- _Description of the task_
Repeat the whole listing exactly.

- _The input_
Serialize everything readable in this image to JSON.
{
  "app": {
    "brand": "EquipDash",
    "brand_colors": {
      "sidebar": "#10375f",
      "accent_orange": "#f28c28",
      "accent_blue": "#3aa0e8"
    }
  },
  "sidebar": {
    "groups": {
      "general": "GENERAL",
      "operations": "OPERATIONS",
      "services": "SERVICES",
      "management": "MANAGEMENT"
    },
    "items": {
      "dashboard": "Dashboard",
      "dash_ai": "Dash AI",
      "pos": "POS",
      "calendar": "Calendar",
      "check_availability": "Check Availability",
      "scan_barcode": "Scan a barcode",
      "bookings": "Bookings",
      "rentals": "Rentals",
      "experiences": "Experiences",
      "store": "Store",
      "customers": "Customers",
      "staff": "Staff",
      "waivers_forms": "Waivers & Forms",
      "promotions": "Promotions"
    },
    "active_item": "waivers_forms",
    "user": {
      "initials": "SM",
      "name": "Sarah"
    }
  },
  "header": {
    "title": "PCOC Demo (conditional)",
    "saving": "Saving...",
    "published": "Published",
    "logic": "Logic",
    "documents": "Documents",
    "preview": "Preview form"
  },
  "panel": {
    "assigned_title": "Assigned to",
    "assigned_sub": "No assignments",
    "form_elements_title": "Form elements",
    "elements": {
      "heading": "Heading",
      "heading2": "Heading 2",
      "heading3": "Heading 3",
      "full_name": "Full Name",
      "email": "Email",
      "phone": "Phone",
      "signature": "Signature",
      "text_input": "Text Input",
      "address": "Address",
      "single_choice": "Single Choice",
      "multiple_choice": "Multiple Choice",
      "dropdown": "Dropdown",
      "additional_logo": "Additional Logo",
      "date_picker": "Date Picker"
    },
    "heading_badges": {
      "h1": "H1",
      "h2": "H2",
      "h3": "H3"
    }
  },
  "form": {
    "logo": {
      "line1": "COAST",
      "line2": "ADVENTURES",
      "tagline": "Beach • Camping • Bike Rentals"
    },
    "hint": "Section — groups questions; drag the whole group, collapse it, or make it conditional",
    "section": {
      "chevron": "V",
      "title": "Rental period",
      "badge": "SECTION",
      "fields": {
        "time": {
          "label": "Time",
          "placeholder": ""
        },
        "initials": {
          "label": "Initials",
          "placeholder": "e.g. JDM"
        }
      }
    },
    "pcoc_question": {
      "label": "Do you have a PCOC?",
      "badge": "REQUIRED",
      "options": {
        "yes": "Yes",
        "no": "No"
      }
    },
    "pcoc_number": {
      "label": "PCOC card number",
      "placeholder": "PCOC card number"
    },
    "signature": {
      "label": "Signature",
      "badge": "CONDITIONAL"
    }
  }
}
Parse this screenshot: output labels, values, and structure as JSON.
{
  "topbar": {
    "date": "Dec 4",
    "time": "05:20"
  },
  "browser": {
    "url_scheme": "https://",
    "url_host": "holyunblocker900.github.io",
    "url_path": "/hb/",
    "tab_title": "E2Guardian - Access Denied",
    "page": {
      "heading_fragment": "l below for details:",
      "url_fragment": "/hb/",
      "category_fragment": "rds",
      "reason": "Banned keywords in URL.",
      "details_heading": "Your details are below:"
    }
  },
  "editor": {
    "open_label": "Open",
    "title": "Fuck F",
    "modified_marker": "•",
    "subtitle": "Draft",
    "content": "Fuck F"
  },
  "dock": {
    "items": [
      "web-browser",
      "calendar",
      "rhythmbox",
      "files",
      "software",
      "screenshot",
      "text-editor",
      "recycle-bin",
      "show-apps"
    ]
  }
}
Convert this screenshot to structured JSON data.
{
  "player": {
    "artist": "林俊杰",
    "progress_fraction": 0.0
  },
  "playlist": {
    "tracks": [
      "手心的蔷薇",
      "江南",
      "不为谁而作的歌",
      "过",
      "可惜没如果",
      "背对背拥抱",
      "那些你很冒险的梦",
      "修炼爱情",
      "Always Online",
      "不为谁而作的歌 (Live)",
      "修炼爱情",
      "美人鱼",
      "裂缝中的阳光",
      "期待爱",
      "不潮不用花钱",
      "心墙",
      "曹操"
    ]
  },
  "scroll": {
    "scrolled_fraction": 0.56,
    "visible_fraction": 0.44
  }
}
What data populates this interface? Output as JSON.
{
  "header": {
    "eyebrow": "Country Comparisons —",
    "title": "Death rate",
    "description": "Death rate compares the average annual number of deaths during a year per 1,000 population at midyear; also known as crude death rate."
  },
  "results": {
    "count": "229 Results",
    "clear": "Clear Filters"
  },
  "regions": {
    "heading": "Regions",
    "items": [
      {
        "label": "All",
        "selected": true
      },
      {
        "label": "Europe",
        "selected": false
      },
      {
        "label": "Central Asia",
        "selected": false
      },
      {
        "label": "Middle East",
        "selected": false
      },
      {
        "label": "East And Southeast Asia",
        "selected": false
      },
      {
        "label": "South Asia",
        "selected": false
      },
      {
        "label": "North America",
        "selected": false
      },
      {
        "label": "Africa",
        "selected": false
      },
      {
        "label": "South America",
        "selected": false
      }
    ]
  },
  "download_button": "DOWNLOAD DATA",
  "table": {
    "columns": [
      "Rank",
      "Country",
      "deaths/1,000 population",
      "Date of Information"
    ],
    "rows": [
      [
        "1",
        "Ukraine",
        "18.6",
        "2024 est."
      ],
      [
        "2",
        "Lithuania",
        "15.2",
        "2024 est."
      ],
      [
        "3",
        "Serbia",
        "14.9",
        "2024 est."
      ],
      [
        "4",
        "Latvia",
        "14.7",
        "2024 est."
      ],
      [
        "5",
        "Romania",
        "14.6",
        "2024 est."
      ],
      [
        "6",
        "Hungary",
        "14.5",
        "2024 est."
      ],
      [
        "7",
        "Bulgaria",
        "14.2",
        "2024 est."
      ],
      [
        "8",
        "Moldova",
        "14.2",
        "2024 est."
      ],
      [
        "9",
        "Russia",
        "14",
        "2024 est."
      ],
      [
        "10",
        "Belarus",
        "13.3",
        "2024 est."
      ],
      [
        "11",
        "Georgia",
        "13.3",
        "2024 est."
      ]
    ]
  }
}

- _Exercise output_
Serialize everything readable in this image to JSON.
{
  "app": {
    "brand": "EquipDash",
    "brand_colors": {
      "sidebar": "#10375f",
      "accent_orange": "#f28c28",
      "accent_blue": "#3aa0e8"
    }
  },
  "sidebar": {
    "groups": {
      "general": "GENERAL",
      "operations": "OPERATIONS",
      "services": "SERVICES",
      "management": "MANAGEMENT"
    },
    "items": {
      "dashboard": "Dashboard",
      "dash_ai": "Dash AI",
      "pos": "POS",
      "calendar": "Calendar",
      "check_availability": "Check Availability",
      "scan_barcode": "Scan a barcode",
      "bookings": "Bookings",
      "rentals": "Rentals",
      "experiences": "Experiences",
      "store": "Store",
      "customers": "Customers",
      "staff": "Staff",
      "waivers_forms": "Waivers & Forms",
      "promotions": "Promotions"
    },
    "active_item": "waivers_forms",
    "user": {
      "initials": "SM",
      "name": "Sarah"
    }
  },
  "header": {
    "title": "PCOC Demo (conditional)",
    "saving": "Saving...",
    "published": "Published",
    "logic": "Logic",
    "documents": "Documents",
    "preview": "Preview form"
  },
  "panel": {
    "assigned_title": "Assigned to",
    "assigned_sub": "No assignments",
    "form_elements_title": "Form elements",
    "elements": {
      "heading": "Heading",
      "heading2": "Heading 2",
      "heading3": "Heading 3",
      "full_name": "Full Name",
      "email": "Email",
      "phone": "Phone",
      "signature": "Signature",
      "text_input": "Text Input",
      "address": "Address",
      "single_choice": "Single Choice",
      "multiple_choice": "Multiple Choice",
      "dropdown": "Dropdown",
      "additional_logo": "Additional Logo",
      "date_picker": "Date Picker"
    },
    "heading_badges": {
      "h1": "H1",
      "h2": "H2",
      "h3": "H3"
    }
  },
  "form": {
    "logo": {
      "line1": "COAST",
      "line2": "ADVENTURES",
      "tagline": "Beach • Camping • Bike Rentals"
    },
    "hint": "Section — groups questions; drag the whole group, collapse it, or make it conditional",
    "section": {
      "chevron": "V",
      "title": "Rental period",
      "badge": "SECTION",
      "fields": {
        "time": {
          "label": "Time",
          "placeholder": ""
        },
        "initials": {
          "label": "Initials",
          "placeholder": "e.g. JDM"
        }
      }
    },
    "pcoc_question": {
      "label": "Do you have a PCOC?",
      "badge": "REQUIRED",
      "options": {
        "yes": "Yes",
        "no": "No"
      }
    },
    "pcoc_number": {
      "label": "PCOC card number",
      "placeholder": "PCOC card number"
    },
    "signature": {
      "label": "Signature",
      "badge": "CONDITIONAL"
    }
  }
}
Parse this screenshot: output labels, values, and structure as JSON.
{
  "topbar": {
    "date": "Dec 4",
    "time": "05:20"
  },
  "browser": {
    "url_scheme": "https://",
    "url_host": "holyunblocker900.github.io",
    "url_path": "/hb/",
    "tab_title": "E2Guardian - Access Denied",
    "page": {
      "heading_fragment": "l below for details:",
      "url_fragment": "/hb/",
      "category_fragment": "rds",
      "reason": "Banned keywords in URL.",
      "details_heading": "Your details are below:"
    }
  },
  "editor": {
    "open_label": "Open",
    "title": "Fuck F",
    "modified_marker": "•",
    "subtitle": "Draft",
    "content": "Fuck F"
  },
  "dock": {
    "items": [
      "web-browser",
      "calendar",
      "rhythmbox",
      "files",
      "software",
      "screenshot",
      "text-editor",
      "recycle-bin",
      "show-apps"
    ]
  }
}
Convert this screenshot to structured JSON data.
{
  "player": {
    "artist": "林俊杰",
    "progress_fraction": 0.0
  },
  "playlist": {
    "tracks": [
      "手心的蔷薇",
      "江南",
      "不为谁而作的歌",
      "过",
      "可惜没如果",
      "背对背拥抱",
      "那些你很冒险的梦",
      "修炼爱情",
      "Always Online",
      "不为谁而作的歌 (Live)",
      "修炼爱情",
      "美人鱼",
      "裂缝中的阳光",
      "期待爱",
      "不潮不用花钱",
      "心墙",
      "曹操"
    ]
  },
  "scroll": {
    "scrolled_fraction": 0.56,
    "visible_fraction": 0.44
  }
}
What data populates this interface? Output as JSON.
{
  "header": {
    "eyebrow": "Country Comparisons —",
    "title": "Death rate",
    "description": "Death rate compares the average annual number of deaths during a year per 1,000 population at midyear; also known as crude death rate."
  },
  "results": {
    "count": "229 Results",
    "clear": "Clear Filters"
  },
  "regions": {
    "heading": "Regions",
    "items": [
      {
        "label": "All",
        "selected": true
      },
      {
        "label": "Europe",
        "selected": false
      },
      {
        "label": "Central Asia",
        "selected": false
      },
      {
        "label": "Middle East",
        "selected": false
      },
      {
        "label": "East And Southeast Asia",
        "selected": false
      },
      {
        "label": "South Asia",
        "selected": false
      },
      {
        "label": "North America",
        "selected": false
      },
      {
        "label": "Africa",
        "selected": false
      },
      {
        "label": "South America",
        "selected": false
      }
    ]
  },
  "download_button": "DOWNLOAD DATA",
  "table": {
    "columns": [
      "Rank",
      "Country",
      "deaths/1,000 population",
      "Date of Information"
    ],
    "rows": [
      [
        "1",
        "Ukraine",
        "18.6",
        "2024 est."
      ],
      [
        "2",
        "Lithuania",
        "15.2",
        "2024 est."
      ],
      [
        "3",
        "Serbia",
        "14.9",
        "2024 est."
      ],
      [
        "4",
        "Latvia",
        "14.7",
        "2024 est."
      ],
      [
        "5",
        "Romania",
        "14.6",
        "2024 est."
      ],
      [
        "6",
        "Hungary",
        "14.5",
        "2024 est."
      ],
      [
        "7",
        "Bulgaria",
        "14.2",
        "2024 est."
      ],
      [
        "8",
        "Moldova",
        "14.2",
        "2024 est."
      ],
      [
        "9",
        "Russia",
        "14",
        "2024 est."
      ],
      [
        "10",
        "Belarus",
        "13.3",
        "2024 est."
      ],
      [
        "11",
        "Georgia",
        "13.3",
        "2024 est."
      ]
    ]
  }
}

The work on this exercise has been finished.